Horwitz also mentions that Drabinsky has “a new musical on the drawing board”: I LOVE A PARADE. As we all know, the first three words of that title were dropped, but thank goodness the musical wasn’t when Drabinsky experienced the first phase of his troubles and Lincoln Center Theater took over. The result was one of those atypical years when a musical wins Best Book (Alfred Uhry) and Best Score (Jason Robert Brown) but misses out on Best Musical (which went to FOSSE – ironically, another project sponsored by Drabinsky).
“For Lynn and Stephen, it will be their breakthrough piece,” said Drabinsky. Well, yes and no; it became their most significant work, but many of us were thrilled with them at the start of the decade when we heard the heavenly ONCE ON THIS ISLAND.

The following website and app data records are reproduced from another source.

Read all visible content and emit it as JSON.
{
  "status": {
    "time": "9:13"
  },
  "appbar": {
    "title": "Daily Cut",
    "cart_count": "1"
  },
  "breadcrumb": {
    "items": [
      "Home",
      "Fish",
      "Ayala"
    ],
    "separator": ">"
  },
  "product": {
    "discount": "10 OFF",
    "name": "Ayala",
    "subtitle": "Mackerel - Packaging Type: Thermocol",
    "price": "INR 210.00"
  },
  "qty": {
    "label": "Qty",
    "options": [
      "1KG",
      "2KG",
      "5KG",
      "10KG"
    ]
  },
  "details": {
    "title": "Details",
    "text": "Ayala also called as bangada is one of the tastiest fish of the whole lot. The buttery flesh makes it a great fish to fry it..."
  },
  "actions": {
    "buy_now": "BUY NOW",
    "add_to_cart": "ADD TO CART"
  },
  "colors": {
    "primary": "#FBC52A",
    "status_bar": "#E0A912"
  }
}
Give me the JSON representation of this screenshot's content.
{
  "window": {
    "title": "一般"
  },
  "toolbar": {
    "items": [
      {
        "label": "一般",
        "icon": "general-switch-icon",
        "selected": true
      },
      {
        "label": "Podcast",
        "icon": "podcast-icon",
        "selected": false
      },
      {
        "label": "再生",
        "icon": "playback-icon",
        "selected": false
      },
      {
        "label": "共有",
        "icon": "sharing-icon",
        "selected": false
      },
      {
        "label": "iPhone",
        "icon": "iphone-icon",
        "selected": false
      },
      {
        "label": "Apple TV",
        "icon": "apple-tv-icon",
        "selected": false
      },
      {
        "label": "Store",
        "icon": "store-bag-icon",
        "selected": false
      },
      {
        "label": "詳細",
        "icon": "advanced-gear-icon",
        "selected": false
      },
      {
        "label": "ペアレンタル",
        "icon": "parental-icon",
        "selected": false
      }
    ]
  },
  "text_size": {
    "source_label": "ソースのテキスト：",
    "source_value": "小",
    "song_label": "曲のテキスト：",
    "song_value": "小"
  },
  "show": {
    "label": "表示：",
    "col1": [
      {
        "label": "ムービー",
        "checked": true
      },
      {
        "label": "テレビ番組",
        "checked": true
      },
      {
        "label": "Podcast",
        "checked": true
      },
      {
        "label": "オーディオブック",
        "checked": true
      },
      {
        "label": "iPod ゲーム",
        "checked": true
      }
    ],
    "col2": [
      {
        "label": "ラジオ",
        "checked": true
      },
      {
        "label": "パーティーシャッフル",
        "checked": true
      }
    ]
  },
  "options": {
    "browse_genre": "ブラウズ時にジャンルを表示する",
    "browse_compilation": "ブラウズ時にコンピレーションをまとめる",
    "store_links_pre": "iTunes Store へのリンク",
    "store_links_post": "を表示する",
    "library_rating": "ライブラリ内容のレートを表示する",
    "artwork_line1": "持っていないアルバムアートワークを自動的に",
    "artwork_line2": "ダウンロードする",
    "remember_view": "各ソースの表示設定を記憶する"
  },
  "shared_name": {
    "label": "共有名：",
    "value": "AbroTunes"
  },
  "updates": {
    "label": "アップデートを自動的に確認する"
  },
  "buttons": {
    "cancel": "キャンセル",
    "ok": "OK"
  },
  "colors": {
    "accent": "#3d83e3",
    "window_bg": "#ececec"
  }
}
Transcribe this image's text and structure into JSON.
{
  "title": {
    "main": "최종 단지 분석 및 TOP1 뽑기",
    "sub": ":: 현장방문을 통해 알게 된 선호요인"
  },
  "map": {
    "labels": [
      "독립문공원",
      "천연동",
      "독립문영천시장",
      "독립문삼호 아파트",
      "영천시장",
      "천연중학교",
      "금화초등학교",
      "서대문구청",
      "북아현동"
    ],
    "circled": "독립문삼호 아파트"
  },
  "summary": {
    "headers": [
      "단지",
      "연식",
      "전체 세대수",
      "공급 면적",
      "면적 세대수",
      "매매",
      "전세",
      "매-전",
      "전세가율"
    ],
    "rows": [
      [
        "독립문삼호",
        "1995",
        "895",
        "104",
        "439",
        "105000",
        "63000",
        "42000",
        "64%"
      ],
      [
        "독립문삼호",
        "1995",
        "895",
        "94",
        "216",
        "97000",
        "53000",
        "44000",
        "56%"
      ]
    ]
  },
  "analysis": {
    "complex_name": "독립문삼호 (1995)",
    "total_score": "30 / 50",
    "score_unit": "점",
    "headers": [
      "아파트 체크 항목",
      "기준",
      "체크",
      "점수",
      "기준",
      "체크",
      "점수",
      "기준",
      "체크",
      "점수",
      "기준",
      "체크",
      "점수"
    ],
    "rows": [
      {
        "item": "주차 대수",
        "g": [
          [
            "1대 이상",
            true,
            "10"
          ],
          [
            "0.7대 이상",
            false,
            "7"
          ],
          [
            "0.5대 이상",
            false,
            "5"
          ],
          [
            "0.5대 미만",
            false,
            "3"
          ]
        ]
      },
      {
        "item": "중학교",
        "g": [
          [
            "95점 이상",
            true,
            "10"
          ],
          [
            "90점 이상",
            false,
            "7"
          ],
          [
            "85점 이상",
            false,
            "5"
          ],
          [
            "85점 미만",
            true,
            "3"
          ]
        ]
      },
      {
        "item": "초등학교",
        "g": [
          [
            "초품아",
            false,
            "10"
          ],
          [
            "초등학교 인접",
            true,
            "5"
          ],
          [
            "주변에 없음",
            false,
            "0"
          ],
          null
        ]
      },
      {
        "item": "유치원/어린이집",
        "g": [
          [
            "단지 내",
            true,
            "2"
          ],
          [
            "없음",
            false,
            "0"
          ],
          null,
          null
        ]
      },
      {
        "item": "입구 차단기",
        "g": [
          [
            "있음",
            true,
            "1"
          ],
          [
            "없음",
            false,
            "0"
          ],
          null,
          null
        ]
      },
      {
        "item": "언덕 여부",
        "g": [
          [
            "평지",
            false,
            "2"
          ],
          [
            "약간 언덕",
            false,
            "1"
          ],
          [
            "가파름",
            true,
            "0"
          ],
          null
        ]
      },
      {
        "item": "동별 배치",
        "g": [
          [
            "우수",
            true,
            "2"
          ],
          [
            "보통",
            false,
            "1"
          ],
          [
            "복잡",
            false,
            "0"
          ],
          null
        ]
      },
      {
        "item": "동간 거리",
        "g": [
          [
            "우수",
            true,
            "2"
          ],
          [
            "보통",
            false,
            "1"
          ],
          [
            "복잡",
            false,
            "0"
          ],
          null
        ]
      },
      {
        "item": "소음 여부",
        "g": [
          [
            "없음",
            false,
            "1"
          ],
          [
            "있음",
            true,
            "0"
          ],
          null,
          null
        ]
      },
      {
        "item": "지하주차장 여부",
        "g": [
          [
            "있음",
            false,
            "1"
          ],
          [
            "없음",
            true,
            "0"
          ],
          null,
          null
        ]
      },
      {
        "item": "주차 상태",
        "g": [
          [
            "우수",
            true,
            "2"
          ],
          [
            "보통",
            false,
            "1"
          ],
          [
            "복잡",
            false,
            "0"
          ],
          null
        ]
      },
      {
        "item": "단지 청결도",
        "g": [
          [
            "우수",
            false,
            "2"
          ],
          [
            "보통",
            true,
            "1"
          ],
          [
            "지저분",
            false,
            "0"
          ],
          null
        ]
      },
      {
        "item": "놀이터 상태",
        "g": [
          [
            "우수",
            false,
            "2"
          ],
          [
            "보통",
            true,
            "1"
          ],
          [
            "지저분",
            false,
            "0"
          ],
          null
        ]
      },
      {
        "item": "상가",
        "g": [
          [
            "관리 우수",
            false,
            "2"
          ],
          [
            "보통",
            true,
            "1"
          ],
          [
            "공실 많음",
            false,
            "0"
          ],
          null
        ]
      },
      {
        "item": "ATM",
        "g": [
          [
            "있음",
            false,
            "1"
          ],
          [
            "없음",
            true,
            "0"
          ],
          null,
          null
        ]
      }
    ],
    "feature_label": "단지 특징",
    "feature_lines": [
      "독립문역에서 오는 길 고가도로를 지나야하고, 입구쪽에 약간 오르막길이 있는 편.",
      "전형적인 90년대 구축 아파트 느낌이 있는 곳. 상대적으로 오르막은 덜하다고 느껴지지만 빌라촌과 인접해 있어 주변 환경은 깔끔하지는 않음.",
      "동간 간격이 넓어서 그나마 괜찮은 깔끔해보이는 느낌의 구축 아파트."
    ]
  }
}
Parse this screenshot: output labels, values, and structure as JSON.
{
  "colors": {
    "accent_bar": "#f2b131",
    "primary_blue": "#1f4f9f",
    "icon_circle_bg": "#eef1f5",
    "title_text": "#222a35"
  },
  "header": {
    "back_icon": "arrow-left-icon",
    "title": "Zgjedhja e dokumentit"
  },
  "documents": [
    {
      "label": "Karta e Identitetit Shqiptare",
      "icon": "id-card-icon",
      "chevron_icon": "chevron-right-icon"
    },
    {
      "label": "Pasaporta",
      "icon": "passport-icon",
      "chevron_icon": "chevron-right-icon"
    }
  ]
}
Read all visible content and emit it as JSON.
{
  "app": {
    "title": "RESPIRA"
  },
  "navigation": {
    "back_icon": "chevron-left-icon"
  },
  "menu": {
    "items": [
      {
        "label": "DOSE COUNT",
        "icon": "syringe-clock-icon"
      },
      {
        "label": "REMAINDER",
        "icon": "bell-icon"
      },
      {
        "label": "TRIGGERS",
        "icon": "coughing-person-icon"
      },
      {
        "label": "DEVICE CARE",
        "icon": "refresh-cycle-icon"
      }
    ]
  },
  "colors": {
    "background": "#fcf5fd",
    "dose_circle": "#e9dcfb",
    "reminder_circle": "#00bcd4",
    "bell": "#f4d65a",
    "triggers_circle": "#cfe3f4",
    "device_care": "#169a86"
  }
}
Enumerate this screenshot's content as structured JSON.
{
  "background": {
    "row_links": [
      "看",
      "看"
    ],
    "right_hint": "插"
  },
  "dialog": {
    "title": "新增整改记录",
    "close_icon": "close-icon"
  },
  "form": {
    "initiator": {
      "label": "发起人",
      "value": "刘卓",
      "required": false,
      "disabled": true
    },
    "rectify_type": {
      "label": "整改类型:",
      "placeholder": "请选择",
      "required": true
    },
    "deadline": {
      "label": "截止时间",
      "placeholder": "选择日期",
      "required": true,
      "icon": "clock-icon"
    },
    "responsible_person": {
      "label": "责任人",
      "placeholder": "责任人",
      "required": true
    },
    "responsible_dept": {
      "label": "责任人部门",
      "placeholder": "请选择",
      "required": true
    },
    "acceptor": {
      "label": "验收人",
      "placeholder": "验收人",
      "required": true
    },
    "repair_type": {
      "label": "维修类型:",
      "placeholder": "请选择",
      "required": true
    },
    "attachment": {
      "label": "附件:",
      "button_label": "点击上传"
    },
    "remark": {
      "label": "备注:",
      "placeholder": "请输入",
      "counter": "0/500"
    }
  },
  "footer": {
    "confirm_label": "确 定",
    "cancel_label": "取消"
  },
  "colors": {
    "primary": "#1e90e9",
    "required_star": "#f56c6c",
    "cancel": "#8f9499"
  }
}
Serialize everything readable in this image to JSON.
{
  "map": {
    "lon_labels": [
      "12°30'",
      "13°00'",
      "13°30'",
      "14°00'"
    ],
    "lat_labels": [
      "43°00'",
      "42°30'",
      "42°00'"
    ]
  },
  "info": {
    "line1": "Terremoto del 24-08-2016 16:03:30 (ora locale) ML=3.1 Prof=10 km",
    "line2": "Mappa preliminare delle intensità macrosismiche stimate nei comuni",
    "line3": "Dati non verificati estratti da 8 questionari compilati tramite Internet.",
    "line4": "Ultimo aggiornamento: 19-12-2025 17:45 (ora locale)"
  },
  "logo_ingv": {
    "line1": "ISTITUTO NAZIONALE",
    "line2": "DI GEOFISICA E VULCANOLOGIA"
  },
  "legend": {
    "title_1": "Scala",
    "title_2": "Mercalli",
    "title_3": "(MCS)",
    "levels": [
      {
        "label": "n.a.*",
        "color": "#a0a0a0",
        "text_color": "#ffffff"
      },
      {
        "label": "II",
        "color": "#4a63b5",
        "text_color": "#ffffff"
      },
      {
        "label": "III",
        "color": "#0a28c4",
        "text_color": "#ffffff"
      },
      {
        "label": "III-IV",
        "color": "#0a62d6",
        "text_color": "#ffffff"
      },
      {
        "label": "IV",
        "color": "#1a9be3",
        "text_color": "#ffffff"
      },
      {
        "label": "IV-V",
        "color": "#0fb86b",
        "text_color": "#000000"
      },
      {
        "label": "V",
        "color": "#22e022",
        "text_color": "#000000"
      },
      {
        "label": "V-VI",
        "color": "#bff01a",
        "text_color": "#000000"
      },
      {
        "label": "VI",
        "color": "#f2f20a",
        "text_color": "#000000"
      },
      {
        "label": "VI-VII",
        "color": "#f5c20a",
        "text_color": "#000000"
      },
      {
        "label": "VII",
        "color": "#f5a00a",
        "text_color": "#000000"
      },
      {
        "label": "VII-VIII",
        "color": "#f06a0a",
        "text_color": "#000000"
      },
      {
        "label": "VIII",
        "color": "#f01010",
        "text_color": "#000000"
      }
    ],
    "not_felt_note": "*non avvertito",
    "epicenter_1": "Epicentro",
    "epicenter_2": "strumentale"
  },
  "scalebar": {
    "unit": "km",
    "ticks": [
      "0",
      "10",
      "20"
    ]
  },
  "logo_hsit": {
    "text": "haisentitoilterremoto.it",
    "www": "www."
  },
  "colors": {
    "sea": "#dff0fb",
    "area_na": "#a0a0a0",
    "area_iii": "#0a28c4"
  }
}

“We knew Emma Goldman had to be an alto,” said Ahrens. “She was so earthy, she couldn’t be a soprano.” On the concept recording that had been recorded a month before this article was published, Goldman was played by Camille Saviola, who headed “The Germans at the Spa” in the original production of NINE. By the time RAGTIME reached Broadway, Judy Kaye had the part. (The former was certainly capable of alto, but do we think of Kaye that way?)
Ahrens said of Sarah – the young unmarried mother who abandons her illegitimate child – “That would be hard for an audience to take without explanation. In the novel, Sarah’s actions don’t have the same impact. The reader doesn’t have the same emotional investment, either. But that changes on the stage. So I wrote a song for her, a lullaby to her child in which she explains to him her panic and fear.”
Horwitz doesn’t name it, but we now know it’s “Your Daddy’s Son.”
Ahrens and Flaherty had a great deal of praise for Drabinsky. (For that matter, so did FOSSE’s co-conceiver and co-director Richard Maltby, Jr., when I spoke to him about the producer.) All three agreed that whatever writers wanted, writers got. “He gives us unprecedented time and funds for development,” said Ahrens. “Garth always tells us to go as far as we like,” added Flaherty.
Not everything turned out as planned, and learning what didn’t survive is always of more than moderate interest. Here we find Flaherty revealing that Drabinsky “came up with the idea that we needed a Victrola sound someplace. And that in turn inspired us to write a song for Evelyn Nesbit,” he said, citing the sex symbol who caused her husband Harry K. Thaw to murder Stanford White, whom she accused of raping her. The song was “ultimately a recording played over a Victrola.”
Correct me if I’m wrong, but I know of no such song in either the 1996 concept recording or the 1998 original cast album. And I’ve listened to both quite a bit. The concept album is just right when I only have an hour at my disposal.
However, what usually happens is after that hour I want to hear the entire recording, so on goes the original Broadway cast album, and there goes the next two hours.
That’s okay; RAGTIME is a fine way to spend time.
Peter Filichia can be heard most weeks of the year on www.broadwayradio.com. He’s a contributor to the new magazine Encore Monthly.